Data for analysis Start Marker

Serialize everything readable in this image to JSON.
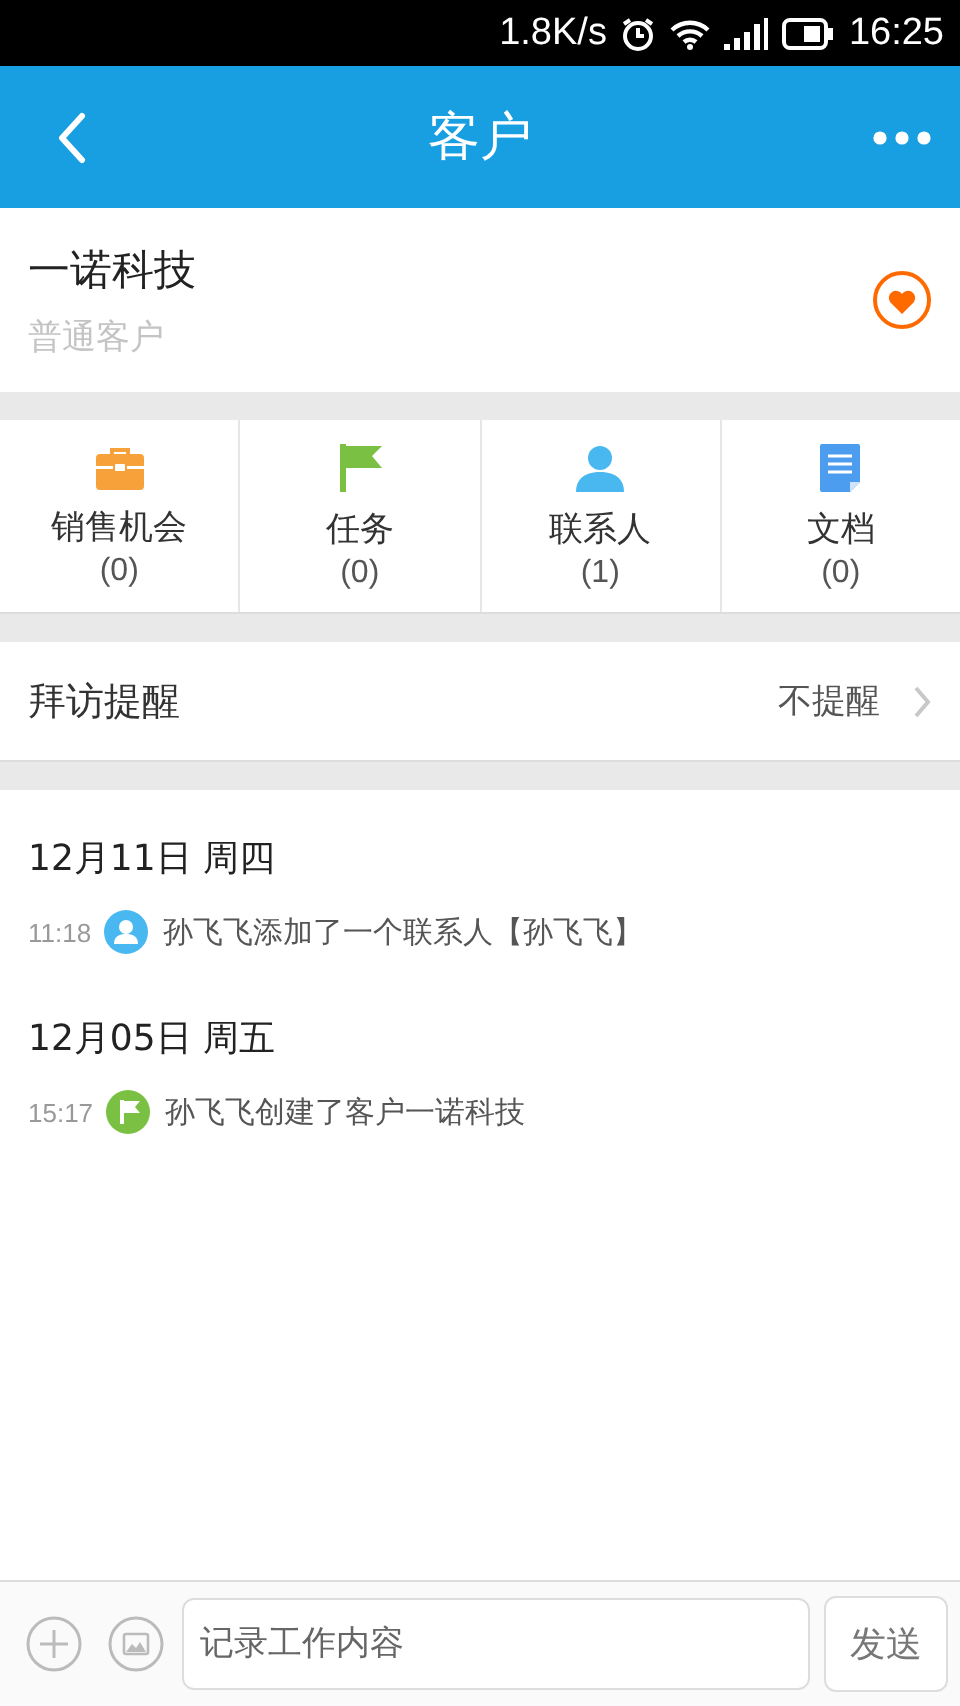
{
  "status_bar": {
    "speed": "1.8K/s",
    "time": "16:25"
  },
  "header": {
    "title": "客户"
  },
  "customer": {
    "name": "一诺科技",
    "type": "普通客户"
  },
  "tiles": [
    {
      "kind": "briefcase",
      "label": "销售机会",
      "count": "(0)"
    },
    {
      "kind": "flag",
      "label": "任务",
      "count": "(0)"
    },
    {
      "kind": "person",
      "label": "联系人",
      "count": "(1)"
    },
    {
      "kind": "document",
      "label": "文档",
      "count": "(0)"
    }
  ],
  "reminder": {
    "label": "拜访提醒",
    "value": "不提醒"
  },
  "timeline": [
    {
      "date": "12月11日 周四",
      "entries": [
        {
          "kind": "contact",
          "time": "11:18",
          "text": "孙飞飞添加了一个联系人【孙飞飞】"
        }
      ]
    },
    {
      "date": "12月05日 周五",
      "entries": [
        {
          "kind": "flag",
          "time": "15:17",
          "text": "孙飞飞创建了客户一诺科技"
        }
      ]
    }
  ],
  "composer": {
    "placeholder": "记录工作内容",
    "send": "发送"
  }
}
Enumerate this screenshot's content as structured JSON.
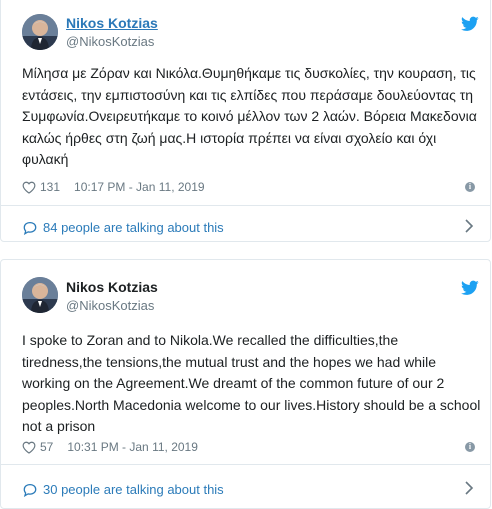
{
  "tweets": [
    {
      "name": "Nikos Kotzias",
      "handle": "@NikosKotzias",
      "text": "Μίλησα με Ζόραν και Νικόλα.Θυμηθήκαμε τις δυσκολίες, την κουραση, τις εντάσεις, την εμπιστοσύνη και τις ελπίδες που περάσαμε δουλεύοντας τη Συμφωνία.Ονειρευτήκαμε το κοινό μέλλον των 2 λαών. Βόρεια Μακεδονια καλώς ήρθες στη ζωή μας.Η ιστορία πρέπει να είναι σχολείο και όχι φυλακή",
      "likes": "131",
      "time": "10:17 PM - Jan 11, 2019",
      "talking": "84 people are talking about this"
    },
    {
      "name": "Nikos Kotzias",
      "handle": "@NikosKotzias",
      "text": "I spoke to Zoran and to Nikola.We recalled the difficulties,the tiredness,the tensions,the mutual trust and the hopes we had while working on the Agreement.We dreamt of the common future of our 2 peoples.North Macedonia welcome to our lives.History should be a school not a prison",
      "likes": "57",
      "time": "10:31 PM - Jan 11, 2019",
      "talking": "30 people are talking about this"
    }
  ],
  "icons": {
    "brand": "twitter-bird-icon",
    "like": "heart-icon",
    "info": "info-icon",
    "talk": "speech-bubble-icon",
    "more": "chevron-right-icon"
  },
  "colors": {
    "link": "#2b7bb9",
    "bird": "#1da1f2",
    "muted": "#697882",
    "border": "#e1e8ed"
  }
}
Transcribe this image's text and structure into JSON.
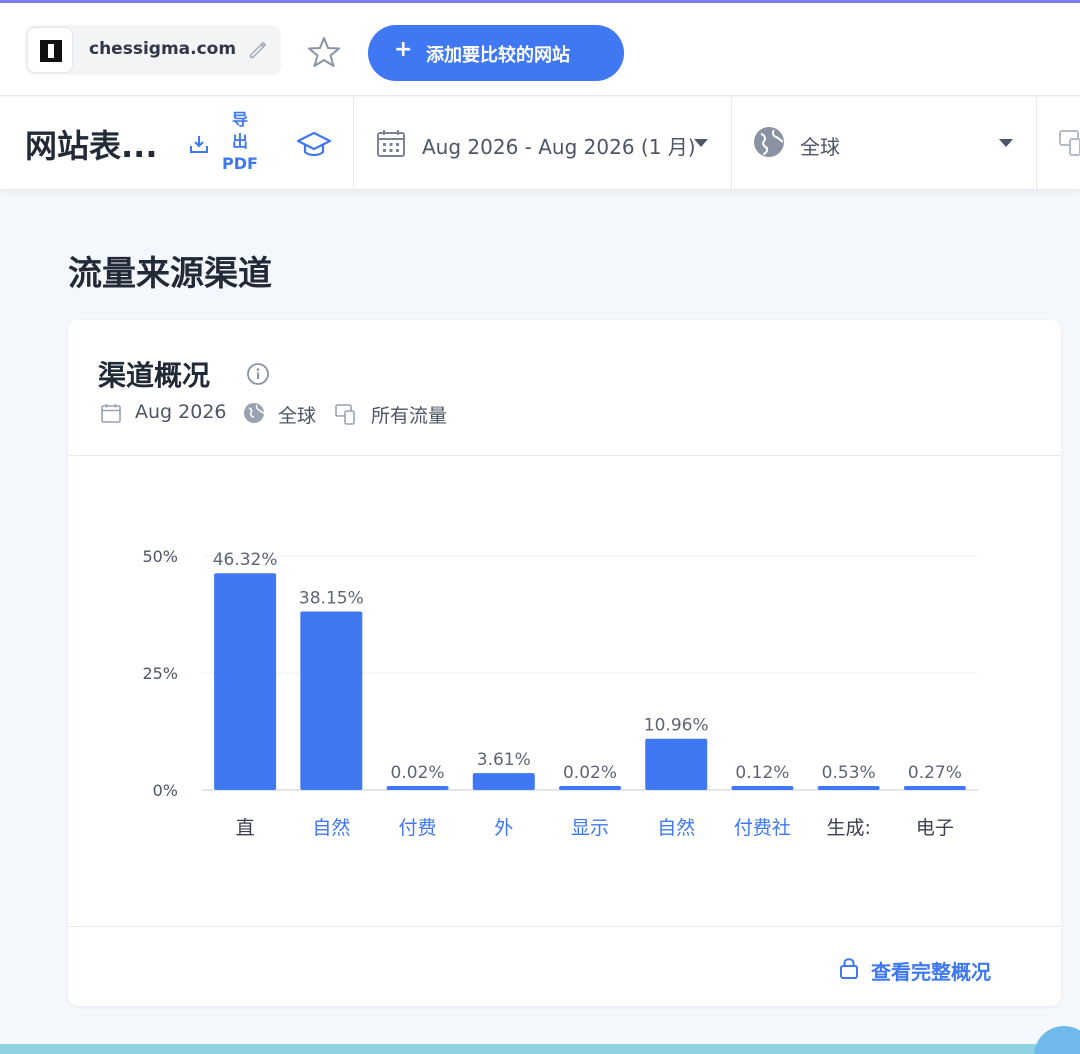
{
  "topbar": {
    "site": "chessigma.com",
    "add_compare_label": "添加要比较的网站",
    "add_icon": "plus-icon"
  },
  "subbar": {
    "page_title": "网站表...",
    "export_label_line1": "导",
    "export_label_line2": "出",
    "export_label_line3": "PDF",
    "date_range": "Aug 2026 - Aug 2026 (1 月)",
    "region": "全球"
  },
  "section": {
    "title": "流量来源渠道"
  },
  "card": {
    "title": "渠道概况",
    "meta_date": "Aug 2026",
    "meta_region": "全球",
    "meta_traffic": "所有流量",
    "full_link": "查看完整概况"
  },
  "colors": {
    "accent": "#3f78f2",
    "bar": "#3f78f2",
    "text": "#2a3040"
  },
  "chart_data": {
    "type": "bar",
    "categories": [
      "直",
      "自然",
      "付费",
      "外",
      "显示",
      "自然",
      "付费社",
      "生成:",
      "电子"
    ],
    "category_colors": [
      "#3a4150",
      "#3f78f2",
      "#3f78f2",
      "#3f78f2",
      "#3f78f2",
      "#3f78f2",
      "#3f78f2",
      "#3a4150",
      "#3a4150"
    ],
    "values": [
      46.32,
      38.15,
      0.02,
      3.61,
      0.02,
      10.96,
      0.12,
      0.53,
      0.27
    ],
    "labels": [
      "46.32%",
      "38.15%",
      "0.02%",
      "3.61%",
      "0.02%",
      "10.96%",
      "0.12%",
      "0.53%",
      "0.27%"
    ],
    "yticks": [
      "0%",
      "25%",
      "50%"
    ],
    "ytick_values": [
      0,
      25,
      50
    ],
    "ylim": [
      0,
      50
    ],
    "grid": true,
    "xlabel": "",
    "ylabel": ""
  }
}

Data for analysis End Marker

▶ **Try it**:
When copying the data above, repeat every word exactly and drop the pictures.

▶ **Output**:
Serialize everything readable in this image to JSON.
{
  "status_bar": {
    "speed": "1.8K/s",
    "time": "16:25"
  },
  "header": {
    "title": "客户"
  },
  "customer": {
    "name": "一诺科技",
    "type": "普通客户"
  },
  "tiles": [
    {
      "kind": "briefcase",
      "label": "销售机会",
      "count": "(0)"
    },
    {
      "kind": "flag",
      "label": "任务",
      "count": "(0)"
    },
    {
      "kind": "person",
      "label": "联系人",
      "count": "(1)"
    },
    {
      "kind": "document",
      "label": "文档",
      "count": "(0)"
    }
  ],
  "reminder": {
    "label": "拜访提醒",
    "value": "不提醒"
  },
  "timeline": [
    {
      "date": "12月11日 周四",
      "entries": [
        {
          "kind": "contact",
          "time": "11:18",
          "text": "孙飞飞添加了一个联系人【孙飞飞】"
        }
      ]
    },
    {
      "date": "12月05日 周五",
      "entries": [
        {
          "kind": "flag",
          "time": "15:17",
          "text": "孙飞飞创建了客户一诺科技"
        }
      ]
    }
  ],
  "composer": {
    "placeholder": "记录工作内容",
    "send": "发送"
  }
}
Enumerate this screenshot's content as structured JSON.
{
  "tweets": [
    {
      "name": "Nikos Kotzias",
      "handle": "@NikosKotzias",
      "text": "Μίλησα με Ζόραν και Νικόλα.Θυμηθήκαμε τις δυσκολίες, την κουραση, τις εντάσεις, την εμπιστοσύνη και τις ελπίδες που περάσαμε δουλεύοντας τη Συμφωνία.Ονειρευτήκαμε το κοινό μέλλον των 2 λαών. Βόρεια Μακεδονια καλώς ήρθες στη ζωή μας.Η ιστορία πρέπει να είναι σχολείο και όχι φυλακή",
      "likes": "131",
      "time": "10:17 PM - Jan 11, 2019",
      "talking": "84 people are talking about this"
    },
    {
      "name": "Nikos Kotzias",
      "handle": "@NikosKotzias",
      "text": "I spoke to Zoran and to Nikola.We recalled the difficulties,the tiredness,the tensions,the mutual trust and the hopes we had while working on the Agreement.We dreamt of the common future of our 2 peoples.North Macedonia welcome to our lives.History should be a school not a prison",
      "likes": "57",
      "time": "10:31 PM - Jan 11, 2019",
      "talking": "30 people are talking about this"
    }
  ],
  "icons": {
    "brand": "twitter-bird-icon",
    "like": "heart-icon",
    "info": "info-icon",
    "talk": "speech-bubble-icon",
    "more": "chevron-right-icon"
  },
  "colors": {
    "link": "#2b7bb9",
    "bird": "#1da1f2",
    "muted": "#697882",
    "border": "#e1e8ed"
  }
}
Transcribe this image's text and structure into JSON.
{
  "topbar": {
    "site": "chessigma.com",
    "add_compare_label": "添加要比较的网站",
    "add_icon": "plus-icon"
  },
  "subbar": {
    "page_title": "网站表...",
    "export_label_line1": "导",
    "export_label_line2": "出",
    "export_label_line3": "PDF",
    "date_range": "Aug 2026 - Aug 2026 (1 月)",
    "region": "全球"
  },
  "section": {
    "title": "流量来源渠道"
  },
  "card": {
    "title": "渠道概况",
    "meta_date": "Aug 2026",
    "meta_region": "全球",
    "meta_traffic": "所有流量",
    "full_link": "查看完整概况"
  },
  "colors": {
    "accent": "#3f78f2",
    "bar": "#3f78f2",
    "text": "#2a3040"
  },
  "chart_data": {
    "type": "bar",
    "categories": [
      "直",
      "自然",
      "付费",
      "外",
      "显示",
      "自然",
      "付费社",
      "生成:",
      "电子"
    ],
    "category_colors": [
      "#3a4150",
      "#3f78f2",
      "#3f78f2",
      "#3f78f2",
      "#3f78f2",
      "#3f78f2",
      "#3f78f2",
      "#3a4150",
      "#3a4150"
    ],
    "values": [
      46.32,
      38.15,
      0.02,
      3.61,
      0.02,
      10.96,
      0.12,
      0.53,
      0.27
    ],
    "labels": [
      "46.32%",
      "38.15%",
      "0.02%",
      "3.61%",
      "0.02%",
      "10.96%",
      "0.12%",
      "0.53%",
      "0.27%"
    ],
    "yticks": [
      "0%",
      "25%",
      "50%"
    ],
    "ytick_values": [
      0,
      25,
      50
    ],
    "ylim": [
      0,
      50
    ],
    "grid": true,
    "xlabel": "",
    "ylabel": ""
  }
}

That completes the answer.